---------- MATERIAL SUPPLIED

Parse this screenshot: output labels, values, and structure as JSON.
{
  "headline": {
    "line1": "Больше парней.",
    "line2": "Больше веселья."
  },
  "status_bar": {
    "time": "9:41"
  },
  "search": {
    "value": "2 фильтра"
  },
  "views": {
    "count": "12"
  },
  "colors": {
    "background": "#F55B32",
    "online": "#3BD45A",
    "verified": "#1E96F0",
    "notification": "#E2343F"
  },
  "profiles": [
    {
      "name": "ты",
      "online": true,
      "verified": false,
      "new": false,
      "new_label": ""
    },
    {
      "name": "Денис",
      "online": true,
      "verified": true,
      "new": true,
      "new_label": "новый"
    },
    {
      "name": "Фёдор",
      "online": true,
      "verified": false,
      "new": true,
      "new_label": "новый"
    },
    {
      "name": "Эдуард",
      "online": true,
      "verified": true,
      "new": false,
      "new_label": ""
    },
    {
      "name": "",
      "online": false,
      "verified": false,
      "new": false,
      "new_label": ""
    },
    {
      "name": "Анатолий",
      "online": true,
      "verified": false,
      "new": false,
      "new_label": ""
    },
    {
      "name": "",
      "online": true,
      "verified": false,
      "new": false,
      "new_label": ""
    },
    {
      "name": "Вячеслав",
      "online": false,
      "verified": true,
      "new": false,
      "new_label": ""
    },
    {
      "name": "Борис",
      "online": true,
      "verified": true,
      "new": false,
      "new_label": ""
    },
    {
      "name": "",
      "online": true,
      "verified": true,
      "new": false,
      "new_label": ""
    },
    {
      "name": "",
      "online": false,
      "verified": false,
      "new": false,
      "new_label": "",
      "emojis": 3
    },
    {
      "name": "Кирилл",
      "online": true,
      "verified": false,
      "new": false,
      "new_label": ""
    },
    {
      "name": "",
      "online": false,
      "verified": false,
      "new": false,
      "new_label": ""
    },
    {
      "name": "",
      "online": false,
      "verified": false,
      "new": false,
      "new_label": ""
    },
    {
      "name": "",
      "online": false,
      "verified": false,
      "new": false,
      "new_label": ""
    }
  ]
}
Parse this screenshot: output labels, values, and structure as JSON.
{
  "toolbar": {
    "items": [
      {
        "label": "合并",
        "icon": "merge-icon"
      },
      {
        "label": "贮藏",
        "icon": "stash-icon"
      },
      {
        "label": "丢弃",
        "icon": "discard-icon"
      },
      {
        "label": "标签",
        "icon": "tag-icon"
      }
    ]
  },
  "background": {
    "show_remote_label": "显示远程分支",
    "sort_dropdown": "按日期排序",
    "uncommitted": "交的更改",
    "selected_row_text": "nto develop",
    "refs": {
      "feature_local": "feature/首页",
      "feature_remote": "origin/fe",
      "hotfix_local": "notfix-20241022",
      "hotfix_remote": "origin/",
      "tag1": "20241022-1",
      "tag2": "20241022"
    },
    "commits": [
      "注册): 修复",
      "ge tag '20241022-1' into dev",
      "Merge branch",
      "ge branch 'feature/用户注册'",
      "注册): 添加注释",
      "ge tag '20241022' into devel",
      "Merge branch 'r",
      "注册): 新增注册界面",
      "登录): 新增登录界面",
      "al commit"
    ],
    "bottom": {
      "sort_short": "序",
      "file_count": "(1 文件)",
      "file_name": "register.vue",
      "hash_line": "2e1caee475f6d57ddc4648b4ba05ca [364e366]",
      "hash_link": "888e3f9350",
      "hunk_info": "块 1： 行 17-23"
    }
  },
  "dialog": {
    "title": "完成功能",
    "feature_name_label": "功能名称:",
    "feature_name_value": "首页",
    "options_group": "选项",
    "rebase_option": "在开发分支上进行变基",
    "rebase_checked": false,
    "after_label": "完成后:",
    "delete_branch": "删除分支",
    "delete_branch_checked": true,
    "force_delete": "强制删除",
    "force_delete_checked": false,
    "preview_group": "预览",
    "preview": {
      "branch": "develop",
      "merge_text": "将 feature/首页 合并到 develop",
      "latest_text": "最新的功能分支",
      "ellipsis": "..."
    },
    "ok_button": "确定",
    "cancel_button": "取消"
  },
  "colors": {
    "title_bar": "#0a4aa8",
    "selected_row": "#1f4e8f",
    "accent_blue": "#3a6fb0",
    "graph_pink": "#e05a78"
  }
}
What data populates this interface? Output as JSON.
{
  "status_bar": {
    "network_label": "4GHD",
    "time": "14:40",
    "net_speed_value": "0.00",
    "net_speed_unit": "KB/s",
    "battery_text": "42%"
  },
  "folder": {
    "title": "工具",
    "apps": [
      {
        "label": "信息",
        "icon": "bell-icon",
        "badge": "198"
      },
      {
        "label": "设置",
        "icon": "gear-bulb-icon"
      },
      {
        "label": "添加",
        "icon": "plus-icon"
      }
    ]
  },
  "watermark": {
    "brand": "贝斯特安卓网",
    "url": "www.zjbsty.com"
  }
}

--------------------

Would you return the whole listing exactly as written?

Parse this screenshot: output labels, values, and structure as JSON.
{
  "headline": {
    "line1": "Больше парней.",
    "line2": "Больше веселья."
  },
  "status_bar": {
    "time": "9:41"
  },
  "search": {
    "value": "2 фильтра"
  },
  "views": {
    "count": "12"
  },
  "colors": {
    "background": "#F55B32",
    "online": "#3BD45A",
    "verified": "#1E96F0",
    "notification": "#E2343F"
  },
  "profiles": [
    {
      "name": "ты",
      "online": true,
      "verified": false,
      "new": false,
      "new_label": ""
    },
    {
      "name": "Денис",
      "online": true,
      "verified": true,
      "new": true,
      "new_label": "новый"
    },
    {
      "name": "Фёдор",
      "online": true,
      "verified": false,
      "new": true,
      "new_label": "новый"
    },
    {
      "name": "Эдуард",
      "online": true,
      "verified": true,
      "new": false,
      "new_label": ""
    },
    {
      "name": "",
      "online": false,
      "verified": false,
      "new": false,
      "new_label": ""
    },
    {
      "name": "Анатолий",
      "online": true,
      "verified": false,
      "new": false,
      "new_label": ""
    },
    {
      "name": "",
      "online": true,
      "verified": false,
      "new": false,
      "new_label": ""
    },
    {
      "name": "Вячеслав",
      "online": false,
      "verified": true,
      "new": false,
      "new_label": ""
    },
    {
      "name": "Борис",
      "online": true,
      "verified": true,
      "new": false,
      "new_label": ""
    },
    {
      "name": "",
      "online": true,
      "verified": true,
      "new": false,
      "new_label": ""
    },
    {
      "name": "",
      "online": false,
      "verified": false,
      "new": false,
      "new_label": "",
      "emojis": 3
    },
    {
      "name": "Кирилл",
      "online": true,
      "verified": false,
      "new": false,
      "new_label": ""
    },
    {
      "name": "",
      "online": false,
      "verified": false,
      "new": false,
      "new_label": ""
    },
    {
      "name": "",
      "online": false,
      "verified": false,
      "new": false,
      "new_label": ""
    },
    {
      "name": "",
      "online": false,
      "verified": false,
      "new": false,
      "new_label": ""
    }
  ]
}
Parse this screenshot: output labels, values, and structure as JSON.
{
  "toolbar": {
    "items": [
      {
        "label": "合并",
        "icon": "merge-icon"
      },
      {
        "label": "贮藏",
        "icon": "stash-icon"
      },
      {
        "label": "丢弃",
        "icon": "discard-icon"
      },
      {
        "label": "标签",
        "icon": "tag-icon"
      }
    ]
  },
  "background": {
    "show_remote_label": "显示远程分支",
    "sort_dropdown": "按日期排序",
    "uncommitted": "交的更改",
    "selected_row_text": "nto develop",
    "refs": {
      "feature_local": "feature/首页",
      "feature_remote": "origin/fe",
      "hotfix_local": "notfix-20241022",
      "hotfix_remote": "origin/",
      "tag1": "20241022-1",
      "tag2": "20241022"
    },
    "commits": [
      "注册): 修复",
      "ge tag '20241022-1' into dev",
      "Merge branch",
      "ge branch 'feature/用户注册'",
      "注册): 添加注释",
      "ge tag '20241022' into devel",
      "Merge branch 'r",
      "注册): 新增注册界面",
      "登录): 新增登录界面",
      "al commit"
    ],
    "bottom": {
      "sort_short": "序",
      "file_count": "(1 文件)",
      "file_name": "register.vue",
      "hash_line": "2e1caee475f6d57ddc4648b4ba05ca [364e366]",
      "hash_link": "888e3f9350",
      "hunk_info": "块 1： 行 17-23"
    }
  },
  "dialog": {
    "title": "完成功能",
    "feature_name_label": "功能名称:",
    "feature_name_value": "首页",
    "options_group": "选项",
    "rebase_option": "在开发分支上进行变基",
    "rebase_checked": false,
    "after_label": "完成后:",
    "delete_branch": "删除分支",
    "delete_branch_checked": true,
    "force_delete": "强制删除",
    "force_delete_checked": false,
    "preview_group": "预览",
    "preview": {
      "branch": "develop",
      "merge_text": "将 feature/首页 合并到 develop",
      "latest_text": "最新的功能分支",
      "ellipsis": "..."
    },
    "ok_button": "确定",
    "cancel_button": "取消"
  },
  "colors": {
    "title_bar": "#0a4aa8",
    "selected_row": "#1f4e8f",
    "accent_blue": "#3a6fb0",
    "graph_pink": "#e05a78"
  }
}
What data populates this interface? Output as JSON.
{
  "status_bar": {
    "network_label": "4GHD",
    "time": "14:40",
    "net_speed_value": "0.00",
    "net_speed_unit": "KB/s",
    "battery_text": "42%"
  },
  "folder": {
    "title": "工具",
    "apps": [
      {
        "label": "信息",
        "icon": "bell-icon",
        "badge": "198"
      },
      {
        "label": "设置",
        "icon": "gear-bulb-icon"
      },
      {
        "label": "添加",
        "icon": "plus-icon"
      }
    ]
  },
  "watermark": {
    "brand": "贝斯特安卓网",
    "url": "www.zjbsty.com"
  }
}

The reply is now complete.